            “…tion… A-7-6-B. Release… Station…” the radio blurts. Yael returns to her truck and attempts to better tune the radio, but she cannot find a stronger signal than that on 87.3.
            She drives down the hill. There is a road here that leads back in the direction of Towatki. She drives off of it, instead heading east. The signal on the radio grows stronger.
            “Station A-7-6-B. Release Measures…”
            She drives for nearly an hour. The battery indicator on the dashboard drops from 75% to 65%. The radio signal grows clearer. The message, on repeat, goes thusly:
            “Station A-7-6-B. Release Measures Engaged. Breach Observed. This is not a drill. Breach Observed.

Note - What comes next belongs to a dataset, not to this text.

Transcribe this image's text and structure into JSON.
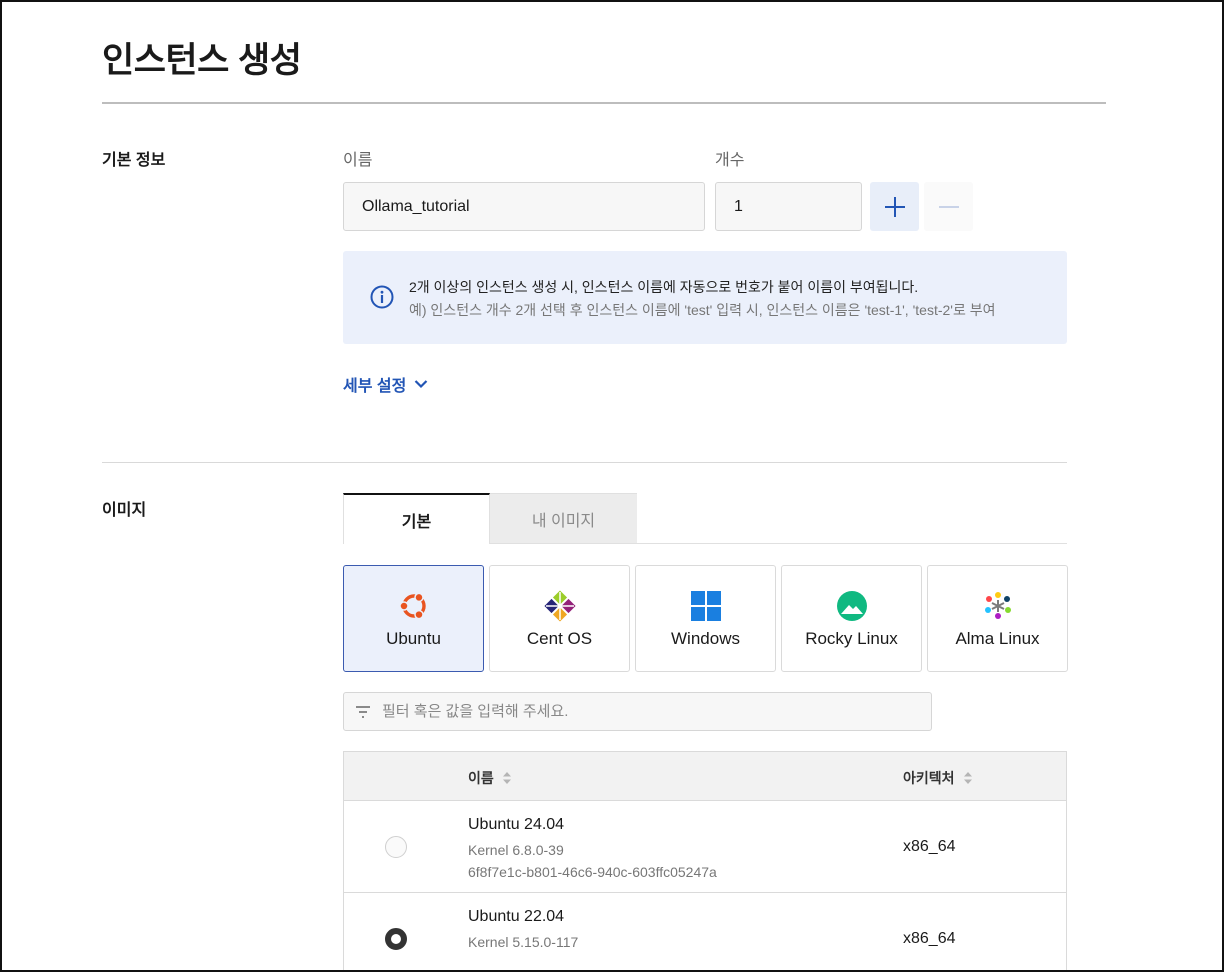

Templar One has lost containment.”
            The blinking white light comes closer. Alone in the vast desert plain, there is a small building, not much larger than a freight container. The building is a half-cylinder of corrugated steel. Next to the building is a short radio tower. It is from the top of this tower that the brilliantly bright, flashing light emits.
            Yael gets out of the truck, once again taking the shotgun with her. She loads the gun, but keeps the safety on. She approaches the door of the building. It is slightly ajar.
            She opens it and steps inside. There is a desk with a microphone and radio equipment. In the back of the building is a computer console with several monitors. Some of the monitors read “Containment Failure.”
            Sand has blown in through the door and has collected in a small cone.
            Yael walks over to the computer console. The central monitor indicates that of the five containment facilities, two have been breached.
            “You’re back,” says the man behind her.
            Yael turns. The man is white, with short, thinning hair and dark sunglasses. He wears a black suit. He smiles, but she does not think it is a friendly smile.
            “I see you haven’t buried him yet. It’s been a while. I would worry about the smell. Bury him in just a foot or so of soil and that will do.”
            “Where am I?”
            “Just off Route 27A.”
            “What is this building?”
            “Your office.”
            “Who are you?”
            The man in the black suit shrugs.
            “You don’t remember either?” asks Yael.
            “No, I remember just fine,” says the man in the black suit. “You really should bury him. He deserves it.”
            The radio recording is playing out loud in the room. She hears that name again: Templar One.
            “What is Templar One?” asks Yael.

            “I was hoping that you could tell me,” says the Man in the Black Suit.